* _TASK STATEMENT_:
Give back the full set of entries that follows, exactly as written.

═══ INPUT DATA

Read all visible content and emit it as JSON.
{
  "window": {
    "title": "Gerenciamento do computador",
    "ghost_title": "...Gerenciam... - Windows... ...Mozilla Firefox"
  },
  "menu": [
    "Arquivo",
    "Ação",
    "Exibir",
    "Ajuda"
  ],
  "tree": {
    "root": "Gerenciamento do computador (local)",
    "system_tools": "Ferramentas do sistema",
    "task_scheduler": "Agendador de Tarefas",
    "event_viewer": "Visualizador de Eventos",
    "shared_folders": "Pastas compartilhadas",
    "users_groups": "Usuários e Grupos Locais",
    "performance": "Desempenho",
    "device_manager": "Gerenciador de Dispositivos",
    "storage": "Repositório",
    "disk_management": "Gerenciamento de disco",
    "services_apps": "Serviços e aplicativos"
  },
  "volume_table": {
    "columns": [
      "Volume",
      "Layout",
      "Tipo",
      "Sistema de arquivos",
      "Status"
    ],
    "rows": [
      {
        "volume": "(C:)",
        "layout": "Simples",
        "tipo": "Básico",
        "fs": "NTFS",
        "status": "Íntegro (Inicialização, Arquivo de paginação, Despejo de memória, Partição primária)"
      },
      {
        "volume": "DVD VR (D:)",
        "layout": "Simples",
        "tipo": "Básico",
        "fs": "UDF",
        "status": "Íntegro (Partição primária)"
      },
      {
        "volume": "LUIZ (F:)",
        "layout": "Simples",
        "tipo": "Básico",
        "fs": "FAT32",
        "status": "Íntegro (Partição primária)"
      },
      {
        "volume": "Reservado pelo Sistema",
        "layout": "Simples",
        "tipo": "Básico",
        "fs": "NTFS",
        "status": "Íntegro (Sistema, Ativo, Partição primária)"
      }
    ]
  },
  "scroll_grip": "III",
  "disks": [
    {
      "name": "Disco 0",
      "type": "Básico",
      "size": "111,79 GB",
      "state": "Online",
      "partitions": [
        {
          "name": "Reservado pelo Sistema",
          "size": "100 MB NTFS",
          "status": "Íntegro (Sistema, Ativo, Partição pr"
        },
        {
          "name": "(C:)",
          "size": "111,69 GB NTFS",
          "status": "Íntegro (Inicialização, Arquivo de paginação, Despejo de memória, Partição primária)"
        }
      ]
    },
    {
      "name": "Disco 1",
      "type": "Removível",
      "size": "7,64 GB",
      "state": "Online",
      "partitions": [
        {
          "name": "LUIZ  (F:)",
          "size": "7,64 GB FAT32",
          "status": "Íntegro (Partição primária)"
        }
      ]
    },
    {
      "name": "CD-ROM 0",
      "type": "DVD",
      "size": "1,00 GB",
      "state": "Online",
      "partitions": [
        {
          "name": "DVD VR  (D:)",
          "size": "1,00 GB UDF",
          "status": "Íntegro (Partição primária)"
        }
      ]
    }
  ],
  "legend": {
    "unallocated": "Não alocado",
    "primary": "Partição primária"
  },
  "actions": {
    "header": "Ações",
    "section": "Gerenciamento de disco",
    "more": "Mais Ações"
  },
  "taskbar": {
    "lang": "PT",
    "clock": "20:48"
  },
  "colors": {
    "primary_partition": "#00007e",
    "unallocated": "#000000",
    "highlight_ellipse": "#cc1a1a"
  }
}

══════

* _EXERCISE RESPONSE_:
Read all visible content and emit it as JSON.
{
  "window": {
    "title": "Gerenciamento do computador",
    "ghost_title": "...Gerenciam... - Windows... ...Mozilla Firefox"
  },
  "menu": [
    "Arquivo",
    "Ação",
    "Exibir",
    "Ajuda"
  ],
  "tree": {
    "root": "Gerenciamento do computador (local)",
    "system_tools": "Ferramentas do sistema",
    "task_scheduler": "Agendador de Tarefas",
    "event_viewer": "Visualizador de Eventos",
    "shared_folders": "Pastas compartilhadas",
    "users_groups": "Usuários e Grupos Locais",
    "performance": "Desempenho",
    "device_manager": "Gerenciador de Dispositivos",
    "storage": "Repositório",
    "disk_management": "Gerenciamento de disco",
    "services_apps": "Serviços e aplicativos"
  },
  "volume_table": {
    "columns": [
      "Volume",
      "Layout",
      "Tipo",
      "Sistema de arquivos",
      "Status"
    ],
    "rows": [
      {
        "volume": "(C:)",
        "layout": "Simples",
        "tipo": "Básico",
        "fs": "NTFS",
        "status": "Íntegro (Inicialização, Arquivo de paginação, Despejo de memória, Partição primária)"
      },
      {
        "volume": "DVD VR (D:)",
        "layout": "Simples",
        "tipo": "Básico",
        "fs": "UDF",
        "status": "Íntegro (Partição primária)"
      },
      {
        "volume": "LUIZ (F:)",
        "layout": "Simples",
        "tipo": "Básico",
        "fs": "FAT32",
        "status": "Íntegro (Partição primária)"
      },
      {
        "volume": "Reservado pelo Sistema",
        "layout": "Simples",
        "tipo": "Básico",
        "fs": "NTFS",
        "status": "Íntegro (Sistema, Ativo, Partição primária)"
      }
    ]
  },
  "scroll_grip": "III",
  "disks": [
    {
      "name": "Disco 0",
      "type": "Básico",
      "size": "111,79 GB",
      "state": "Online",
      "partitions": [
        {
          "name": "Reservado pelo Sistema",
          "size": "100 MB NTFS",
          "status": "Íntegro (Sistema, Ativo, Partição pr"
        },
        {
          "name": "(C:)",
          "size": "111,69 GB NTFS",
          "status": "Íntegro (Inicialização, Arquivo de paginação, Despejo de memória, Partição primária)"
        }
      ]
    },
    {
      "name": "Disco 1",
      "type": "Removível",
      "size": "7,64 GB",
      "state": "Online",
      "partitions": [
        {
          "name": "LUIZ  (F:)",
          "size": "7,64 GB FAT32",
          "status": "Íntegro (Partição primária)"
        }
      ]
    },
    {
      "name": "CD-ROM 0",
      "type": "DVD",
      "size": "1,00 GB",
      "state": "Online",
      "partitions": [
        {
          "name": "DVD VR  (D:)",
          "size": "1,00 GB UDF",
          "status": "Íntegro (Partição primária)"
        }
      ]
    }
  ],
  "legend": {
    "unallocated": "Não alocado",
    "primary": "Partição primária"
  },
  "actions": {
    "header": "Ações",
    "section": "Gerenciamento de disco",
    "more": "Mais Ações"
  },
  "taskbar": {
    "lang": "PT",
    "clock": "20:48"
  },
  "colors": {
    "primary_partition": "#00007e",
    "unallocated": "#000000",
    "highlight_ellipse": "#cc1a1a"
  }
}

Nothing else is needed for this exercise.